1. Amount of Available Credit
The ratio of account balance to the amount of credit available appears to have more influence on the credit score formula. The less credit available that a borrower has on credit cards, the lower the score would be. Having more credit available could result in a better score. This change could have a broad impact on credit scores used by mortgage lenders to qualifying borrowers, if credit card issuers implement more cuts on their maximum limits. It doesn’t matter if an account has a balance or not, credit scores may drop if the available credit limit is lowered.
2. Number of Open Accounts
It used to be that having too many open credit card accounts was viewed as a negative factor. However, it appears that has been reversed, provided that the accounts have not been delinquent or overused. Now, having more open and active accounts could have a positive effect on credit scores under the new scoring system. A potential negative aspect of this change is that more credit card issuers may close seldom used consumer accounts. Credit underwriters will also need to re-evaluate their lending policies.

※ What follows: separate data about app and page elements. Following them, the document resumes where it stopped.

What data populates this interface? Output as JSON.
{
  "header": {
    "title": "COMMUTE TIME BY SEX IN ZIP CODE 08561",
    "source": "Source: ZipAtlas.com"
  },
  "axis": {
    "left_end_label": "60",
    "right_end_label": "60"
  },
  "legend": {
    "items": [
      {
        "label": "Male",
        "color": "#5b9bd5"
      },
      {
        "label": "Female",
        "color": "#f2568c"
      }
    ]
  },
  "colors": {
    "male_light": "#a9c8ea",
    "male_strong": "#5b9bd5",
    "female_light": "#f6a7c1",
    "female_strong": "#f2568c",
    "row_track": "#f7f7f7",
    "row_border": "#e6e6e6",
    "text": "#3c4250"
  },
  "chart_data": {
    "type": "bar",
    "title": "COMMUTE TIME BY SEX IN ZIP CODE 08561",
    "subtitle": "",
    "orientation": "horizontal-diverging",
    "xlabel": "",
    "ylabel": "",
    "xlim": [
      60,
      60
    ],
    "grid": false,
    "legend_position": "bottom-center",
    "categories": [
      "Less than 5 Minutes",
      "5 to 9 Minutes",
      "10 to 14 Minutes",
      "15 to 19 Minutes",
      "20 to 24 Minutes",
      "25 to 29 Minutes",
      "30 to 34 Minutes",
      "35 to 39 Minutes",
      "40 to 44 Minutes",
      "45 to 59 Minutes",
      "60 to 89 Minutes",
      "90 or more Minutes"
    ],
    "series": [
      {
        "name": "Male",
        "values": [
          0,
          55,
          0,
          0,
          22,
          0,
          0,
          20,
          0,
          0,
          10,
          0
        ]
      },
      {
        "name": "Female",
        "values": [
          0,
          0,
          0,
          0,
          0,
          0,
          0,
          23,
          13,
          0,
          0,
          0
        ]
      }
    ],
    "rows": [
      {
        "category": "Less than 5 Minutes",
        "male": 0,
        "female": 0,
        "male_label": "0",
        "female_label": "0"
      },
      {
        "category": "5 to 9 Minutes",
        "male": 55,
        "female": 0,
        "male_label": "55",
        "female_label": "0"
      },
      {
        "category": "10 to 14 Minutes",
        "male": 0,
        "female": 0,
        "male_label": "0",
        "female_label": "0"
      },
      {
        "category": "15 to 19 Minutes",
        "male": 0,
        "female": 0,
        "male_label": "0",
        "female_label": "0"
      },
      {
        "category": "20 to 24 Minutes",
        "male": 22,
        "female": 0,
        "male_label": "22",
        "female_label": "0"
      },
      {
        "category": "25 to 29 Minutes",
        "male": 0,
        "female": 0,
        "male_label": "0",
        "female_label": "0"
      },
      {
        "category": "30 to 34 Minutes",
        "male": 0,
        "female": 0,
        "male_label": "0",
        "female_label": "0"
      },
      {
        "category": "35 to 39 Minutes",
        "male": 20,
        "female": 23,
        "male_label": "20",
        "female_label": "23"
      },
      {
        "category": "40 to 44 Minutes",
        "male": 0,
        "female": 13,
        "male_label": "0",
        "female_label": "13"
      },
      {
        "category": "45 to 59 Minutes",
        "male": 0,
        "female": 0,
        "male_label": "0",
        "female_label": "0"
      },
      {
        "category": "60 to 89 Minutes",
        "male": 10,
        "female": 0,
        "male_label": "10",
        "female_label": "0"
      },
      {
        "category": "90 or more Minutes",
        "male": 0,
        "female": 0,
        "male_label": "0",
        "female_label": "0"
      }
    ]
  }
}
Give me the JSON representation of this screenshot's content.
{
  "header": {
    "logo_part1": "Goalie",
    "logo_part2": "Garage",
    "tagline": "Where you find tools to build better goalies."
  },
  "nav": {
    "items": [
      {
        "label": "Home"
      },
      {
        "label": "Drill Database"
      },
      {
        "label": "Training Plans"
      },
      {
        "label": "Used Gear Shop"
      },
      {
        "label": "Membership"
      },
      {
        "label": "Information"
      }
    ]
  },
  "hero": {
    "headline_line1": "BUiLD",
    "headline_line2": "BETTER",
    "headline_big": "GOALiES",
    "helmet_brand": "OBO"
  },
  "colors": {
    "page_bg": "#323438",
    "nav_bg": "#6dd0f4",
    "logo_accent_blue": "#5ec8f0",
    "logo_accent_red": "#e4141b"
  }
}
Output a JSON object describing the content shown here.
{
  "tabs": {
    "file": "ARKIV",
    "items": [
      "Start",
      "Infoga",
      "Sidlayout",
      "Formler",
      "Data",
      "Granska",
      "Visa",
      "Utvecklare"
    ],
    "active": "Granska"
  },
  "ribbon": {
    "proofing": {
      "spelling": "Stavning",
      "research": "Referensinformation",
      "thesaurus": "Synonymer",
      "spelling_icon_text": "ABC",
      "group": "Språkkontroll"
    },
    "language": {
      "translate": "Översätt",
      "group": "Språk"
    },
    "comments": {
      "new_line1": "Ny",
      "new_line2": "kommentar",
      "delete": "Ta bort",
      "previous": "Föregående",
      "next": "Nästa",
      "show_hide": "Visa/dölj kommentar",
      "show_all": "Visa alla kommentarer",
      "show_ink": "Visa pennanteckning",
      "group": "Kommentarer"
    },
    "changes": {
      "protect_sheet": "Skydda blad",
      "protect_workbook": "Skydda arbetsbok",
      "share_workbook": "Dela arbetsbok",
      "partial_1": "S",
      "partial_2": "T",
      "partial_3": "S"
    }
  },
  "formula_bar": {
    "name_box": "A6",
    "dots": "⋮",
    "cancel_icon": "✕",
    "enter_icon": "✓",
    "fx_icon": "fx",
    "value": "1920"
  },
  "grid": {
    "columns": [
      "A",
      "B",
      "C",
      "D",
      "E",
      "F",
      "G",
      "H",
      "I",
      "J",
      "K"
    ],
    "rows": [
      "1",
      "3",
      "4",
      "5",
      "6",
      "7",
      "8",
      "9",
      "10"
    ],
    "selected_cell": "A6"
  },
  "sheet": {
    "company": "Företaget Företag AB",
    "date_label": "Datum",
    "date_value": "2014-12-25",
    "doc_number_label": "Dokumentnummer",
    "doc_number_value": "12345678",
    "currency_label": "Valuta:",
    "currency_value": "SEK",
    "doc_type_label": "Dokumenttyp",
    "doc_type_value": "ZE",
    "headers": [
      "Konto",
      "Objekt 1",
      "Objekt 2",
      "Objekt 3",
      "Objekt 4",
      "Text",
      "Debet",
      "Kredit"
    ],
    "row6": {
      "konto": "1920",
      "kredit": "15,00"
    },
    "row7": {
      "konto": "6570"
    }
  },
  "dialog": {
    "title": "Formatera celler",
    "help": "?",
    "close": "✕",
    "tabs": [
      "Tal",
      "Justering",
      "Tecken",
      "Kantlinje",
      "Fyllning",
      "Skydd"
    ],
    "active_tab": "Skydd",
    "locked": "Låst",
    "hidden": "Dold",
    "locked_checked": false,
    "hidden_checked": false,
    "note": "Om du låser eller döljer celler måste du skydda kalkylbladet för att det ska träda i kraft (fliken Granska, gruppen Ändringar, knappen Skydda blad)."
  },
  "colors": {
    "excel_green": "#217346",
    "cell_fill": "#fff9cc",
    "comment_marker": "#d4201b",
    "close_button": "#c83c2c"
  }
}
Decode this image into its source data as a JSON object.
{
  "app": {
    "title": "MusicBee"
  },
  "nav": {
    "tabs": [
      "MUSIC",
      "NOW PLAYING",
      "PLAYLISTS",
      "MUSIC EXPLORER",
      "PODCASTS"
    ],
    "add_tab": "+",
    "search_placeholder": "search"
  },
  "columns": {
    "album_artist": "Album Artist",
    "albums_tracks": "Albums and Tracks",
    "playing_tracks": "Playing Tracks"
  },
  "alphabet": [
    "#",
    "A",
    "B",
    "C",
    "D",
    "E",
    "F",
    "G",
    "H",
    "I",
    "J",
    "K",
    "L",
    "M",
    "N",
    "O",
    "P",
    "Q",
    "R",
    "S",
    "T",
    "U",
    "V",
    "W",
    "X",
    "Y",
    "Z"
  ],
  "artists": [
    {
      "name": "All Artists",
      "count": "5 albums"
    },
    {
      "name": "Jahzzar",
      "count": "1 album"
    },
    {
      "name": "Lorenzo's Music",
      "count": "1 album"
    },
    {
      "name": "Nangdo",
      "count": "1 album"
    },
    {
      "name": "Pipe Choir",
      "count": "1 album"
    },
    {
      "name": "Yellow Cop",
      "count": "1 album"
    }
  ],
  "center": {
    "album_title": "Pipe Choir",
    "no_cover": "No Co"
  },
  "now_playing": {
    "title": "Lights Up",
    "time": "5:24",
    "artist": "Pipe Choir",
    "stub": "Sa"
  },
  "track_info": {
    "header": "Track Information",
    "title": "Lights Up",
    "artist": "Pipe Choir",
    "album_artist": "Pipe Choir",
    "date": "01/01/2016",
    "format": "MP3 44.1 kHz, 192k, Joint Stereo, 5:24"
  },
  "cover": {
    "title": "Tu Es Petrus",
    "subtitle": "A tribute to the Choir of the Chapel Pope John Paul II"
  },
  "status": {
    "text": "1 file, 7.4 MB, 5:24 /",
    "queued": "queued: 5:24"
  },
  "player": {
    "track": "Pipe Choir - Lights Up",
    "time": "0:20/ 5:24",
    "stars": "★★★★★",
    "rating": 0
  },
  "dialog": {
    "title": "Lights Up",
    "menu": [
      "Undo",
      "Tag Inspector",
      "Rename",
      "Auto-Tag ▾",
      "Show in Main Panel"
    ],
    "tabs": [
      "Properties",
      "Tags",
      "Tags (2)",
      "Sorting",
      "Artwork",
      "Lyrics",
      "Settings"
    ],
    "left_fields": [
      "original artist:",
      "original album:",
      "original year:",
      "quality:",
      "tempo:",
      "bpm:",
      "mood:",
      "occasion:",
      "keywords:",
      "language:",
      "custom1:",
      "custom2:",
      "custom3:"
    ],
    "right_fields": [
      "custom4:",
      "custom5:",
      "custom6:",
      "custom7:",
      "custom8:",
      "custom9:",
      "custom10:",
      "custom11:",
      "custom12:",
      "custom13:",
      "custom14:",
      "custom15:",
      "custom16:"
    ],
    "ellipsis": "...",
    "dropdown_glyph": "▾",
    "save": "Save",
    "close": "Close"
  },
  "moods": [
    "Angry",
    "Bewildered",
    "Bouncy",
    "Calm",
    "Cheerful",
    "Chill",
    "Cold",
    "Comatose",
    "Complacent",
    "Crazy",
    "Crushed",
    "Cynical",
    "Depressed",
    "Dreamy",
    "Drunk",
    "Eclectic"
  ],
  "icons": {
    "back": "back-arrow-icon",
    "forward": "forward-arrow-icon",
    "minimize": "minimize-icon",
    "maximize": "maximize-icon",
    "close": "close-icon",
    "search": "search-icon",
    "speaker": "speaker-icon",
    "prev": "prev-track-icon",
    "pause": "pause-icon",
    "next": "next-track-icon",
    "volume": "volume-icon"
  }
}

3. Isolated Credit Issues
The new credit score model will apparently be more forgiving to mortgage borrowers who only have one major negative problem on their credit report. The scoring model calculates the severity and frequency of negative credit items. Depending on the item reported, isolated problems will have less impact on credit scores, as opposed to continuous and recurring late payments and delinquencies. Mortgage lenders and borrowers should welcome this change because of the potential upside of good borrowers not being lumped into a category of repeat offenders.
4. Small Collection Accounts
Collection accounts with an original amount of less than $100 are disregarded. Another positive benefit for borrowers with minor debts owed from parking tickets, unpaid library fines, small medical bills, or other disagreements. Infractions like these should no longer affect credit scores.
5. Authorized User Credit
The previous FICO credit score model allowed for authorized users on credit card accounts to build a positive credit profile without being the primary card holder. While some authorized user data is allowed, the new formula has reduced the ability to build credit based on this method.